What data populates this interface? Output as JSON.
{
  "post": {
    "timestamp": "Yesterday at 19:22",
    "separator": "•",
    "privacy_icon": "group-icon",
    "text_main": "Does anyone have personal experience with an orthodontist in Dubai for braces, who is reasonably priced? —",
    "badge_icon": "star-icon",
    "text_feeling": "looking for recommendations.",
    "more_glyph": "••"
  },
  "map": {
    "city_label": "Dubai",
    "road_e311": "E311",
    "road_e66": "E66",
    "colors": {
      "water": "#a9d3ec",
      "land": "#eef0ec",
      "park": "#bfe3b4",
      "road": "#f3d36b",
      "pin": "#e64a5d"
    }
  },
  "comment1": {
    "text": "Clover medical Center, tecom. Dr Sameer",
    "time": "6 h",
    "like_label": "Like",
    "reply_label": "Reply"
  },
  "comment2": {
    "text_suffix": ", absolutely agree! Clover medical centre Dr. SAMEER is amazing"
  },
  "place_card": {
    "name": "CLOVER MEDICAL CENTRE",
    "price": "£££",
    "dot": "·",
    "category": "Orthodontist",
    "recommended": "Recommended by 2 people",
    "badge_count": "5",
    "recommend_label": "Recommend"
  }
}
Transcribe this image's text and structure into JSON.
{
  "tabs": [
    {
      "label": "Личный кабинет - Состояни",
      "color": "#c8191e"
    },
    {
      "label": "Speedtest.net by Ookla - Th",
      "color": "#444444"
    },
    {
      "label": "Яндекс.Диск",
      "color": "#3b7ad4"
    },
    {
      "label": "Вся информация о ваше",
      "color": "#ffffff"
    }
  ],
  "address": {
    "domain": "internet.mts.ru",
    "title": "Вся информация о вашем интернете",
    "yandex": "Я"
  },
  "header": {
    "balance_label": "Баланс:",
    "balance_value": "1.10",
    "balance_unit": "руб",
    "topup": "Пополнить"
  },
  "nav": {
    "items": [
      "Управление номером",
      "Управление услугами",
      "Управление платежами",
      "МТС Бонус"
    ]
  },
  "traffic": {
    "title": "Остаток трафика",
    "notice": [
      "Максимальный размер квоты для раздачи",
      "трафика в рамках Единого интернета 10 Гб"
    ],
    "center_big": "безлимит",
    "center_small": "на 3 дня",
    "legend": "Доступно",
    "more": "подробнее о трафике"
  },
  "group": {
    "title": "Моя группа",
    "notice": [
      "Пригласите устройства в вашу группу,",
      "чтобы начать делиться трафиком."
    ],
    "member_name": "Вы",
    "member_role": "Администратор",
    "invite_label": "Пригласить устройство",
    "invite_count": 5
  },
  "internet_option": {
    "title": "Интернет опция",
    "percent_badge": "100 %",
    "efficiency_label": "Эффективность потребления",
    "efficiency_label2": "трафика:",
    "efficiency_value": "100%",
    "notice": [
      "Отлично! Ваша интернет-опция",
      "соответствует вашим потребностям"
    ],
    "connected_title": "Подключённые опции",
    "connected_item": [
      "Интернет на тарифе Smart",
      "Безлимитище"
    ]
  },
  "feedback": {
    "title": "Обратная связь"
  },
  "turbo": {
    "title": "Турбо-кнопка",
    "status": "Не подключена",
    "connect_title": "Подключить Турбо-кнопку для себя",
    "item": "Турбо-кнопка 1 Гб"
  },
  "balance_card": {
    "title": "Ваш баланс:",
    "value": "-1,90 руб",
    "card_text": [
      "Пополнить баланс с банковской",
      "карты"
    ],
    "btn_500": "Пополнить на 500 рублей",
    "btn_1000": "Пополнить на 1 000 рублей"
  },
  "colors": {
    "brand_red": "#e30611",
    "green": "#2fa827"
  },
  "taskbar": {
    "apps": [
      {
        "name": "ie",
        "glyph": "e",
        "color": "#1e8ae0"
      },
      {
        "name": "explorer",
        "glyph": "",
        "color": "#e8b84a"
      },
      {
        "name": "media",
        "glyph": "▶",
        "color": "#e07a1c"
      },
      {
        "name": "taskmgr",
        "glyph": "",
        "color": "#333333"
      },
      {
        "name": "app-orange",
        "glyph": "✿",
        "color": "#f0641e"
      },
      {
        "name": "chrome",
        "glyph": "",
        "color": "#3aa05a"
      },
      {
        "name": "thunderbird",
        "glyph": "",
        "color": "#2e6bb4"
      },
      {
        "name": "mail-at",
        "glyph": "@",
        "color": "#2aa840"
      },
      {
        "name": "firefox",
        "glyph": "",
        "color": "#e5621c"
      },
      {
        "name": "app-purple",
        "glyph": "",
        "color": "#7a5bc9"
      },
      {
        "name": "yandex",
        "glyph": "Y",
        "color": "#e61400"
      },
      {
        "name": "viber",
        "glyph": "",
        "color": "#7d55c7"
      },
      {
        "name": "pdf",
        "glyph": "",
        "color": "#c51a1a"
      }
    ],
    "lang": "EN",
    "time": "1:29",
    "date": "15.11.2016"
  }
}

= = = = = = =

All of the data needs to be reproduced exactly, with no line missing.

● Answer below:
What data populates this interface? Output as JSON.
{
  "post": {
    "timestamp": "Yesterday at 19:22",
    "separator": "•",
    "privacy_icon": "group-icon",
    "text_main": "Does anyone have personal experience with an orthodontist in Dubai for braces, who is reasonably priced? —",
    "badge_icon": "star-icon",
    "text_feeling": "looking for recommendations.",
    "more_glyph": "••"
  },
  "map": {
    "city_label": "Dubai",
    "road_e311": "E311",
    "road_e66": "E66",
    "colors": {
      "water": "#a9d3ec",
      "land": "#eef0ec",
      "park": "#bfe3b4",
      "road": "#f3d36b",
      "pin": "#e64a5d"
    }
  },
  "comment1": {
    "text": "Clover medical Center, tecom. Dr Sameer",
    "time": "6 h",
    "like_label": "Like",
    "reply_label": "Reply"
  },
  "comment2": {
    "text_suffix": ", absolutely agree! Clover medical centre Dr. SAMEER is amazing"
  },
  "place_card": {
    "name": "CLOVER MEDICAL CENTRE",
    "price": "£££",
    "dot": "·",
    "category": "Orthodontist",
    "recommended": "Recommended by 2 people",
    "badge_count": "5",
    "recommend_label": "Recommend"
  }
}
Transcribe this image's text and structure into JSON.
{
  "tabs": [
    {
      "label": "Личный кабинет - Состояни",
      "color": "#c8191e"
    },
    {
      "label": "Speedtest.net by Ookla - Th",
      "color": "#444444"
    },
    {
      "label": "Яндекс.Диск",
      "color": "#3b7ad4"
    },
    {
      "label": "Вся информация о ваше",
      "color": "#ffffff"
    }
  ],
  "address": {
    "domain": "internet.mts.ru",
    "title": "Вся информация о вашем интернете",
    "yandex": "Я"
  },
  "header": {
    "balance_label": "Баланс:",
    "balance_value": "1.10",
    "balance_unit": "руб",
    "topup": "Пополнить"
  },
  "nav": {
    "items": [
      "Управление номером",
      "Управление услугами",
      "Управление платежами",
      "МТС Бонус"
    ]
  },
  "traffic": {
    "title": "Остаток трафика",
    "notice": [
      "Максимальный размер квоты для раздачи",
      "трафика в рамках Единого интернета 10 Гб"
    ],
    "center_big": "безлимит",
    "center_small": "на 3 дня",
    "legend": "Доступно",
    "more": "подробнее о трафике"
  },
  "group": {
    "title": "Моя группа",
    "notice": [
      "Пригласите устройства в вашу группу,",
      "чтобы начать делиться трафиком."
    ],
    "member_name": "Вы",
    "member_role": "Администратор",
    "invite_label": "Пригласить устройство",
    "invite_count": 5
  },
  "internet_option": {
    "title": "Интернет опция",
    "percent_badge": "100 %",
    "efficiency_label": "Эффективность потребления",
    "efficiency_label2": "трафика:",
    "efficiency_value": "100%",
    "notice": [
      "Отлично! Ваша интернет-опция",
      "соответствует вашим потребностям"
    ],
    "connected_title": "Подключённые опции",
    "connected_item": [
      "Интернет на тарифе Smart",
      "Безлимитище"
    ]
  },
  "feedback": {
    "title": "Обратная связь"
  },
  "turbo": {
    "title": "Турбо-кнопка",
    "status": "Не подключена",
    "connect_title": "Подключить Турбо-кнопку для себя",
    "item": "Турбо-кнопка 1 Гб"
  },
  "balance_card": {
    "title": "Ваш баланс:",
    "value": "-1,90 руб",
    "card_text": [
      "Пополнить баланс с банковской",
      "карты"
    ],
    "btn_500": "Пополнить на 500 рублей",
    "btn_1000": "Пополнить на 1 000 рублей"
  },
  "colors": {
    "brand_red": "#e30611",
    "green": "#2fa827"
  },
  "taskbar": {
    "apps": [
      {
        "name": "ie",
        "glyph": "e",
        "color": "#1e8ae0"
      },
      {
        "name": "explorer",
        "glyph": "",
        "color": "#e8b84a"
      },
      {
        "name": "media",
        "glyph": "▶",
        "color": "#e07a1c"
      },
      {
        "name": "taskmgr",
        "glyph": "",
        "color": "#333333"
      },
      {
        "name": "app-orange",
        "glyph": "✿",
        "color": "#f0641e"
      },
      {
        "name": "chrome",
        "glyph": "",
        "color": "#3aa05a"
      },
      {
        "name": "thunderbird",
        "glyph": "",
        "color": "#2e6bb4"
      },
      {
        "name": "mail-at",
        "glyph": "@",
        "color": "#2aa840"
      },
      {
        "name": "firefox",
        "glyph": "",
        "color": "#e5621c"
      },
      {
        "name": "app-purple",
        "glyph": "",
        "color": "#7a5bc9"
      },
      {
        "name": "yandex",
        "glyph": "Y",
        "color": "#e61400"
      },
      {
        "name": "viber",
        "glyph": "",
        "color": "#7d55c7"
      },
      {
        "name": "pdf",
        "glyph": "",
        "color": "#c51a1a"
      }
    ],
    "lang": "EN",
    "time": "1:29",
    "date": "15.11.2016"
  }
}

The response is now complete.